The timing was nearly perfect. Betsy Collard was halfway through her first day as head of the Stanford Alumni Association's new volunteer initiative. Pierce McNally, '71, happened to be in the Bay Area on business and decided to stop by Bowman Alumni House. "I'd been looking for a way to reconnect with Stanford," says the Minnesota investor and business consultant. At about 2 p.m., he showed up in Collard's doorway asking how he might volunteer for the University. "I said, 'That's great,'" laughs Collard. "'But I haven't even unpacked my boxes.'"
That was December. Since then, Collard, MA '62, has organized her office and started laying the groundwork for the volunteer effort. It's still in an embryonic phase, but the goal is clear: to serve Stanford by tapping into the skills, knowledge and commitment of thousands of alumni like McNally (who ended up working on a volunteer project with the Cantor Center for Visual Arts on campus).
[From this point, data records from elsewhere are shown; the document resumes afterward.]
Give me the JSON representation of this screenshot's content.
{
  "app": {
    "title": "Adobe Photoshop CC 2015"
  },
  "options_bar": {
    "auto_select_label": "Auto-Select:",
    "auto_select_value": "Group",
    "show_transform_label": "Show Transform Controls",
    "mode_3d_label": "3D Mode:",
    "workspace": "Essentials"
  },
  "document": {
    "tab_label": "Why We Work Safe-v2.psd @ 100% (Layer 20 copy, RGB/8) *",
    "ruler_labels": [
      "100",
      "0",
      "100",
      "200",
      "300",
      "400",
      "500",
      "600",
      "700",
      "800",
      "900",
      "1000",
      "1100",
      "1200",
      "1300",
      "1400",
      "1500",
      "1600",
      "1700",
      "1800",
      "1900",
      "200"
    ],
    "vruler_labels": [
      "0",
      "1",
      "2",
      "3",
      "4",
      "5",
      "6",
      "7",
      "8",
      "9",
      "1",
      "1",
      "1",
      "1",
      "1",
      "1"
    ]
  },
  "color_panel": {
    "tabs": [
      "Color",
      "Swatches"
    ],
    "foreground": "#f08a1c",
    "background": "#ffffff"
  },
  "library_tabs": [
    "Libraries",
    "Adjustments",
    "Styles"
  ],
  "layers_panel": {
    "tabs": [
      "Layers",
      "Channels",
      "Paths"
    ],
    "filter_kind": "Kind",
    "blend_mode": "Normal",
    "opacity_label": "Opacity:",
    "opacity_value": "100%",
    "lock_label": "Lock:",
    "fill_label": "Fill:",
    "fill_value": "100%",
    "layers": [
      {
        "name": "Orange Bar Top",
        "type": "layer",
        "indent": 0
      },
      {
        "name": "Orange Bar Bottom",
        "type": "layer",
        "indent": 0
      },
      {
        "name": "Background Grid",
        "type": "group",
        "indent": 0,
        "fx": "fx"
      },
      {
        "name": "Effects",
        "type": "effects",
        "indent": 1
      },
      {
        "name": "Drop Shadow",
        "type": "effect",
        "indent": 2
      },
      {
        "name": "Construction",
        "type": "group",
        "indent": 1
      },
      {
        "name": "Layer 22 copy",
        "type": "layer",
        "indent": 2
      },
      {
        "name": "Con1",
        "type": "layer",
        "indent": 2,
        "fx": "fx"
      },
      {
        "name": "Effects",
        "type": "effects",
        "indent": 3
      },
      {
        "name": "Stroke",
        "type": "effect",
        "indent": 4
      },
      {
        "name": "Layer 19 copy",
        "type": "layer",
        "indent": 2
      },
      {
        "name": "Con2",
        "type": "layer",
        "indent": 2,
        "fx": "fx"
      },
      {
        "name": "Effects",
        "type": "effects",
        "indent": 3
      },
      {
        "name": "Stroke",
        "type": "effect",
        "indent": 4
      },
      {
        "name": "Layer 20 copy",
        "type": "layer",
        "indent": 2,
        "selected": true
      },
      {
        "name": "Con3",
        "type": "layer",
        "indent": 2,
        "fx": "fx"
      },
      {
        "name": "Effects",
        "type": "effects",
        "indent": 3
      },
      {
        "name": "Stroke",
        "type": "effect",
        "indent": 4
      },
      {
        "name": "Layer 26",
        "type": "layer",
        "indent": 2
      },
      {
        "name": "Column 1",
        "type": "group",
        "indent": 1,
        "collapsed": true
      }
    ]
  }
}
The centerpiece will be a website that will hook up volunteer alumni with needs across the University. The matchmaking service, which will launch next year, might find a mentor for a current student, a host for an off-campus event or an expert to serve on a University task force. "We want to send out the message that, for Stanford, volunteering is an important form of giving," Collard says.
Eventually, she hopes to reach many of the 51,000 alumni who, according to a 1998 survey, are interested in serving Stanford. (About 10,000 now do some kind of volunteer work, from serving as class correspondents for this magazine to helping recruit undergraduates.) For now, Collard is setting up some small pilot programs to test the initiative's matchmaking skills. She and her staff are placing alumni with the Bechtel International Center, the Undergraduate Advising Center and the Music Affiliates.
And they're looking for advice on where to go from there. Collard, who spent three years as Stanford's assistant dean of women before a 30-year stint as a career development consultant, says alumni themselves will help shape the project's agenda. "We want to practice what we preach," she says. "We can use all sorts of help."